Aside from a few outliers (and they're not who you think), Americans apparently aren't feeling much troubled by information overload at all. And we're actually even less bothered by the problem than we were ten years ago before the iPhone and Facebook changed all our lives.
More access leads to less overload?
The survey of 1,520 adult Americans found just 20 percent feel overloaded by information. That's down from 27 percent ten years ago. Two-thirds of respondents actually said having access to lots of information makes their lives simpler.
If that surprises you, don't worry. It surprised the researchers too. "We thought it was surprising that the rate was so low and that it has fallen fairly substantially in the last decade," senior researcher John Horrigan commented.
So who are the troubled 20 percent? Not the media insiders and hard-charging professionals you might imagine. Apparently, those folks are pretty much fine being plugged into a fire hose of info all day. A whopping 84 percent of those who owned a computer, a smartphone and a tablet said they enjoyed the amount of information available to them.
Ironically, it's those who are less plugged in who report struggling. Respondents with access to either one or no connected devices were the most likely to complain of information overload. And income matters too. Among those making less than $30,000 a year 47 percent complained of information overload. Among individuals making more than $70,000 a year that rate was 39 percent.
Age also appears to be a big factor. Just 13 percent of those between 18 and 29 years old said they feel overloaded with information. Thirty one percent of those older 65 reported feeling that way. The paradoxical takeaway seems to be that it's those with the most access to information who actually feel least troubled by being a constant stream of updates and info. Those with the least access who feel most overwhelmed.
So what's the takeaway here? As ever, one possible lesson is to look with a critical eye on media obsessions. The issues that the media types who bring you your news struggle with are not always (or maybe often?) the same issues that the actual majority of Americans face. (For confirmation please see the last election).
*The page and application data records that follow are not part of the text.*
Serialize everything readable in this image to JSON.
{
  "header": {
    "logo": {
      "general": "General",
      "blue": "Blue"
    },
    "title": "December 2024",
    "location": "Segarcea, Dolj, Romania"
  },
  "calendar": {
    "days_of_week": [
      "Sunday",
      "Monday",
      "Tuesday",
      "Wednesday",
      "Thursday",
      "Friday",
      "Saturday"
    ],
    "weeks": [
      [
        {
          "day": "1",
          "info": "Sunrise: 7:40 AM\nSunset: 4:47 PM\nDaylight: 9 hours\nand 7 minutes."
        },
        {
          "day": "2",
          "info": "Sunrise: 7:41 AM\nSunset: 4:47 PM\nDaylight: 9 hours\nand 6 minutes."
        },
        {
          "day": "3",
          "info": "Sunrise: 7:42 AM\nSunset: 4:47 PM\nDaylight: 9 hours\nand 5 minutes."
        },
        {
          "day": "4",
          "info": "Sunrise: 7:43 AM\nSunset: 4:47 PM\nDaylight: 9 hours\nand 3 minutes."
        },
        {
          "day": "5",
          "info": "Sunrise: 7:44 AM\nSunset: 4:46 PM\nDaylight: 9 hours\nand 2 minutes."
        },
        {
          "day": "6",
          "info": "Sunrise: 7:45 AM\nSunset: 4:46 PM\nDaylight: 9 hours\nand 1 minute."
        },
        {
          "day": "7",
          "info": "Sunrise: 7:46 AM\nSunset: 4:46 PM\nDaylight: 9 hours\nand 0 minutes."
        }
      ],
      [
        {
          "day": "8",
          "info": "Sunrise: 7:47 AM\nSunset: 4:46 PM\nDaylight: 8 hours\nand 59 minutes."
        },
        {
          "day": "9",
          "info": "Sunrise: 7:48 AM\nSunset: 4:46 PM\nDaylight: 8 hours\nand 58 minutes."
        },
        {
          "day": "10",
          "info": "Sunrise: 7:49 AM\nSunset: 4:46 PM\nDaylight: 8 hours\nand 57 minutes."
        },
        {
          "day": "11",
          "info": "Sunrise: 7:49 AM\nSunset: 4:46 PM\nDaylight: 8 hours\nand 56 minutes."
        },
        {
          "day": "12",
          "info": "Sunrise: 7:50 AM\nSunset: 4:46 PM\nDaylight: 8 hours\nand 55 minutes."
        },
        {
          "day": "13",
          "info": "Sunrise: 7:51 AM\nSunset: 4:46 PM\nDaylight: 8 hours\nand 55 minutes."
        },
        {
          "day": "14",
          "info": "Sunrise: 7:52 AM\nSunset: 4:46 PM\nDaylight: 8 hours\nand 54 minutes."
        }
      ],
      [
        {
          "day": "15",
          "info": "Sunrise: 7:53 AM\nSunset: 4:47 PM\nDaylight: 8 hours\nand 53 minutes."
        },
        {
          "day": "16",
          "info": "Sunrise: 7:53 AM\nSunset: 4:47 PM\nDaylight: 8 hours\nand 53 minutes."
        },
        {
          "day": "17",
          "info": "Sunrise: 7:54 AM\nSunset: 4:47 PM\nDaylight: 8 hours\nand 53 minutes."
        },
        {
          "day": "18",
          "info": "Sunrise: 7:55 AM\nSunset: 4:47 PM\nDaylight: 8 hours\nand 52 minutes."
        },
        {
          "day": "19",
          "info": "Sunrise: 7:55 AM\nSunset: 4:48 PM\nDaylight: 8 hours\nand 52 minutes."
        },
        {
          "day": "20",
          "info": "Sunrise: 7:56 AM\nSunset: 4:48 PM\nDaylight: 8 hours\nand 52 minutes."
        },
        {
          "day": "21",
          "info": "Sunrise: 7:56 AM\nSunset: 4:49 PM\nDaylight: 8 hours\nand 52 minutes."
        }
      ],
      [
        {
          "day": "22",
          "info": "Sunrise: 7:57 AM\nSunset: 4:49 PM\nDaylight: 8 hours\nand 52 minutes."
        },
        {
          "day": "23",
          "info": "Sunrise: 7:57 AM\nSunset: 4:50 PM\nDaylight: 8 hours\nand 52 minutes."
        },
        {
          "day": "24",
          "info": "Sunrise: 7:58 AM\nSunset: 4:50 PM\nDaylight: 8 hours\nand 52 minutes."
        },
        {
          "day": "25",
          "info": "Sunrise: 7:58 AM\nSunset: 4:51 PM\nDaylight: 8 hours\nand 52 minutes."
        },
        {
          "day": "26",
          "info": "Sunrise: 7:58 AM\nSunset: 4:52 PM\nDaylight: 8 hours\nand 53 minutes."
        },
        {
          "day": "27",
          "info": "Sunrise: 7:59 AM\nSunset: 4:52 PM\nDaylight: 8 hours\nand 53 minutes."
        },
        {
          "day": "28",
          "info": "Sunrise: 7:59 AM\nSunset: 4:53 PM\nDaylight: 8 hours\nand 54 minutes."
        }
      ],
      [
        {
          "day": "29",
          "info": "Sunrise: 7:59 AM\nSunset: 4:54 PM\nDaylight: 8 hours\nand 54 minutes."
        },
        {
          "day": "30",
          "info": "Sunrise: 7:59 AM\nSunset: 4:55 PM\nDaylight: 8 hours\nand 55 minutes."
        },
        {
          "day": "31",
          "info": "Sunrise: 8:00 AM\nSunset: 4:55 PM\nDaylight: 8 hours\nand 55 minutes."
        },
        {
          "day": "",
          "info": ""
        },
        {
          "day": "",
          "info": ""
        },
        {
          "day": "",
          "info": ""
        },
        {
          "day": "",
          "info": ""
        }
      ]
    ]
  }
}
The other main takeaway might just be that what we think of as the problem is really the solution. We often blame our gadgets for making us feel rushed, scattered and disconnected (not entirely without reason), but while our devices present challenges, this survey suggests that life, and information overload, would be a whole lot worse without these tools. We should appreciate that even as we tweak how we handle them to maximize their potential and minimize their costs to our sanity.
"Even though there are greater flows of information flying around, we think the fact that people have more tools to help them allows them to deal with it," notes Horrigan.